Photo/Illutration A bridge that collapsed Oct. 3 once supplied water to the northern part of Wakayama city in Wakayama Prefecture. (Satoru Ogawa)

Ruins of massive Roman aqueducts, built to supply water to cities from distant sources, still stand today in countries across Europe that were once territories of the Roman Empire.

When I first gazed at one of those monumental sites, I muttered to myself in awe, “Why on earth did the Romans build such extraordinary structures just to convey water?”

That question revealed my lamentable ignorance. I mean, I had never imagined what life could be like without running water.

In truth, Japan's old capital of Edo (modern-day Tokyo) could not have existed in the absence of technology that enabled the installation of an extensive underground network of wooden water pipes.

Those extraordinary structures still function today, underground as well above ground, supporting our daily lives.

But their deterioration due to age is a matter of grave concern.

According to an Asahi Shimbun report, 40 years is the statutory lifespan of water pipes, but about 17 percent of the existing pipes are now older than that. The primary reason is a shortage of repair funds due to the nation's shrinking population, which translates into less water service revenue.

I was recently alarmed by the Oct. 3 collapse of a bridge into a river in Wakayama Prefecture. The bridge carried pipes that supplied water to the city of Wakayama, where 60,000 households had no running water for a week.

This reminded me acutely of the extent to which the daily lives of many people can depend on just one bridge.

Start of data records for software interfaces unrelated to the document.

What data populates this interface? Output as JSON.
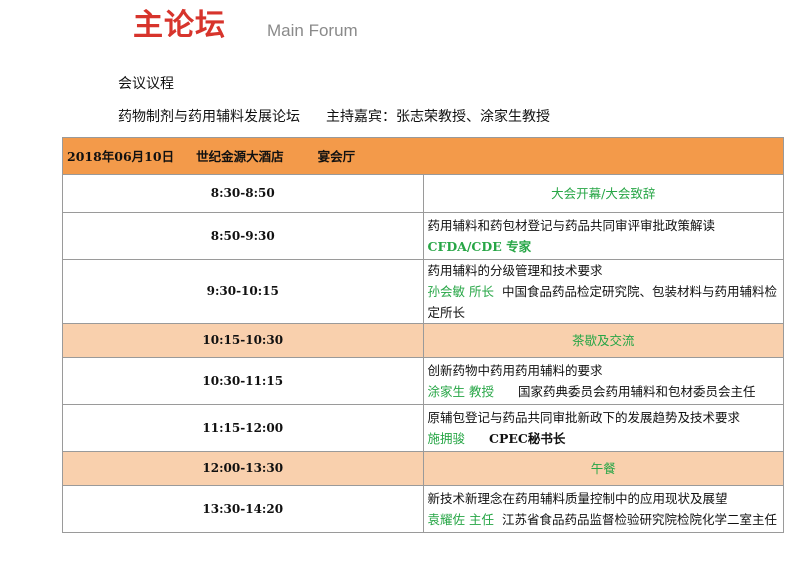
{
  "header": {
    "title_cn": "主论坛",
    "title_en": "Main Forum"
  },
  "agenda_label": "会议议程",
  "forum": {
    "name": "药物制剂与药用辅料发展论坛",
    "host": "主持嘉宾：张志荣教授、涂家生教授"
  },
  "session": {
    "date": "2018年06月10日",
    "venue": "世纪金源大酒店",
    "hall": "宴会厅"
  },
  "schedule": [
    {
      "time": "8:30-8:50",
      "title": "大会开幕/大会致辞"
    },
    {
      "time": "8:50-9:30",
      "topic": "药用辅料和药包材登记与药品共同审评审批政策解读",
      "speaker": "CFDA/CDE 专家",
      "org": ""
    },
    {
      "time": "9:30-10:15",
      "topic": "药用辅料的分级管理和技术要求",
      "speaker": "孙会敏 所长",
      "org": "中国食品药品检定研究院、包装材料与药用辅料检定所长"
    },
    {
      "time": "10:15-10:30",
      "title": "茶歇及交流"
    },
    {
      "time": "10:30-11:15",
      "topic": "创新药物中药用药用辅料的要求",
      "speaker": "涂家生  教授",
      "org": "国家药典委员会药用辅料和包材委员会主任"
    },
    {
      "time": "11:15-12:00",
      "topic": "原辅包登记与药品共同审批新政下的发展趋势及技术要求",
      "speaker": "施拥骏",
      "org": "CPEC秘书长"
    },
    {
      "time": "12:00-13:30",
      "title": "午餐"
    },
    {
      "time": "13:30-14:20",
      "topic": "新技术新理念在药用辅料质量控制中的应用现状及展望",
      "speaker": "袁耀佐 主任",
      "org": "江苏省食品药品监督检验研究院检院化学二室主任"
    }
  ],
  "colors": {
    "title_red": "#d7342c",
    "header_orange": "#f39a4a",
    "break_peach": "#f9d0ad",
    "speaker_green": "#27a646"
  }
}
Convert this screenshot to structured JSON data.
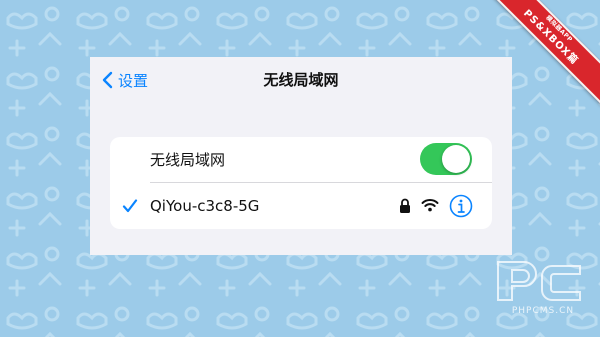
{
  "nav": {
    "back_label": "设置",
    "title": "无线局域网"
  },
  "wifi_toggle": {
    "label": "无线局域网",
    "state": "on"
  },
  "network": {
    "name": "QiYou-c3c8-5G",
    "connected": true,
    "secured": true
  },
  "corner_ribbon": {
    "line1": "模拟器APP",
    "line2": "PS&XBOX篇"
  },
  "watermark": {
    "text": "PHPCMS.CN"
  },
  "colors": {
    "accent": "#0a84ff",
    "toggle_on": "#34c759",
    "background": "#9ccbe9",
    "ribbon": "#d9262c"
  },
  "icons": [
    "chevron-left-icon",
    "checkmark-icon",
    "lock-icon",
    "wifi-icon",
    "info-icon"
  ]
}
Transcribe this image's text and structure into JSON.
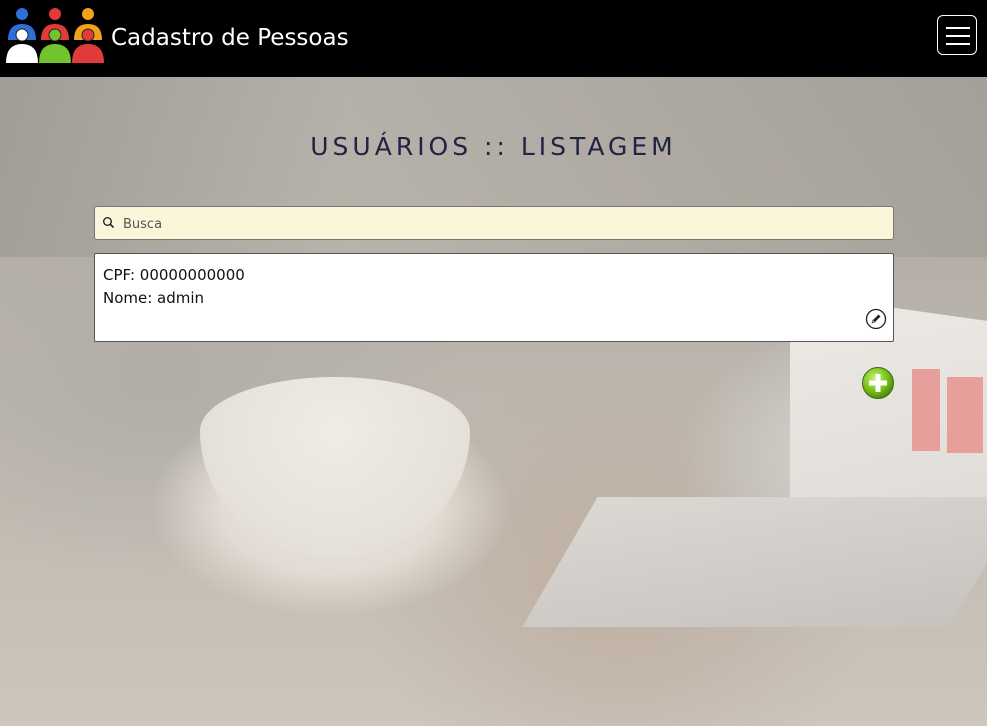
{
  "header": {
    "brand": "Cadastro de Pessoas",
    "logo_icon": "people-group-icon",
    "menu_icon": "hamburger-menu-icon"
  },
  "main": {
    "title": "USUÁRIOS :: LISTAGEM",
    "search": {
      "placeholder": "Busca",
      "value": "",
      "icon": "search-icon"
    },
    "users": [
      {
        "cpf_label": "CPF: 00000000000",
        "nome_label": "Nome: admin",
        "edit_icon": "pencil-icon"
      }
    ],
    "add_icon": "plus-circle-icon"
  },
  "colors": {
    "navbar": "#000000",
    "title": "#1f2440",
    "search_bg": "#fbf6d9",
    "add_green": "#7bc41c",
    "logo_blue": "#2f6fd6",
    "logo_green": "#6fc52b",
    "logo_red": "#e03a3a",
    "logo_orange": "#f0a21a"
  }
}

Philosopher Tetsuro Watsuji (1889-1960) wrote in his seminal work “Fudo” that having the ability to provide running water was what enabled the Roman empire to build metropolises, whereas ancient Greece, which existed long before Rome came into being, did not attempt this feat and its cities remained smaller in scale.

The history of civilization progressed in step with population growth and the development of water services. 

But depopulation will not change the fact that water supply will always remain a lifeline.

It was said in the past that “the Japanese people think water and safety are free.”

But today, scraping together funds has become an urgent task if we are to keep using water.

--The Asahi Shimbun, Oct. 25     

* * *

Vox Populi, Vox Dei is a popular daily column that takes up a wide range of topics, including culture, arts and social trends and developments. Written by veteran Asahi Shimbun writers, the column provides useful perspectives on and insights into contemporary Japan and its culture.